The second trend this friend reported, though, is even more disturbing. Increasingly collectors they used to be able to pitch a $20k or $30k work to on a regular basis are informing them that they're going to pass so that they can "save up" to buy one of the hot brand-name artist's works. It's one thing for the collectors who support a gallery to feel they need to move their collection around much more quickly, but when they shift what they buy and the artists they support to a smaller and smaller subsection of the market (the same subsection many other collectors are also focused on), tulip mania cannot be far around the corner.
I know a collector (who's one of the Top 200 collectors in the world according to ArtNews) who made the decision to never sell anything from their considerable collection while they're alive. It's a beautiful commitment, and one that impresses me immensely. I also know plenty of collectors who also impress me who decide from time to time to sell a work back through the gallery or at auction, usually so they can buy more artwork (we lovingly call these collectors "the addicts"), and I've talked with them about their decision to collect this way and feel strongly it's as valid a choice as the collector who chooses to never sell anything. None of this is troublesome for me. These are personal decisions, and the best collections in my opinion are those that reflect a personal vision.
What the practice of flipping as sport or at a pace so clearly only about the money reflects, however, is not something that impresses me at all. It's something that quite frankly nauseates me. I personally value what contemporary art is about too much to accept anyone's view who reduces it to merely a commodity. I find that position callous and beyond philistine, and life is far too short to subject yourself to such attitudes willingly.
So while the flippers may seem to some smarter than anyone else they see, every time I sincerely consider that, the old Bible quote springs to mind: "And what do you benefit if you gain the whole world but lose your own soul?" I'm quite sure that will strike those so busy counting their auction profits as melancholic or hyperbolic. Or they'll sniff, "Who are you? And why should I care about your little opinion." And that's fair enough.

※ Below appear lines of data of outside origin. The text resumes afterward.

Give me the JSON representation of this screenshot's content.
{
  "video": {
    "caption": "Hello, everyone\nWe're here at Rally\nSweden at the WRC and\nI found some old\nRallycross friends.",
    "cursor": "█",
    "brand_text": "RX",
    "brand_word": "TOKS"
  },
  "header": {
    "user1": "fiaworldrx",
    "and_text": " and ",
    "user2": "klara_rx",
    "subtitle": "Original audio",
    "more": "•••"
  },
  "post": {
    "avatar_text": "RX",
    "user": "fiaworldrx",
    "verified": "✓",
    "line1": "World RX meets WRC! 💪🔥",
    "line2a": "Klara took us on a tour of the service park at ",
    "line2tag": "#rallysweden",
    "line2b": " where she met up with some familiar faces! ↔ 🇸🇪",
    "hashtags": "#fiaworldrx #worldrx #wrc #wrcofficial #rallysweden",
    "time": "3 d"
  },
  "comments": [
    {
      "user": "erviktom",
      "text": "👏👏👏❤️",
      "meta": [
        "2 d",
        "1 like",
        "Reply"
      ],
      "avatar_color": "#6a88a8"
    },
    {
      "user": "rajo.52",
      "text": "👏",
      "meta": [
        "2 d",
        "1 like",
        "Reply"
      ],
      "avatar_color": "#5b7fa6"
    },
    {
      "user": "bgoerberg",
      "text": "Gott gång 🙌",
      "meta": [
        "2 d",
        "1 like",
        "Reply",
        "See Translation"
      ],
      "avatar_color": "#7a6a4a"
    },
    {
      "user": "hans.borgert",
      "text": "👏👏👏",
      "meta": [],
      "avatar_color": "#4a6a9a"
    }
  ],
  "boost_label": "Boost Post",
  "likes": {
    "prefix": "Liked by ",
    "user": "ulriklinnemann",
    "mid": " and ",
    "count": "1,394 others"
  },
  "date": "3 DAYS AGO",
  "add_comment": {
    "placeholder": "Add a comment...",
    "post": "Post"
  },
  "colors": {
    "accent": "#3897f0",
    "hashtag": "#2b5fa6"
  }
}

But check back in with me on your death bed and let me know if you still feel that way. I hope to be contemplating the beautiful work I cherish that hangs in my bedroom. YMMV.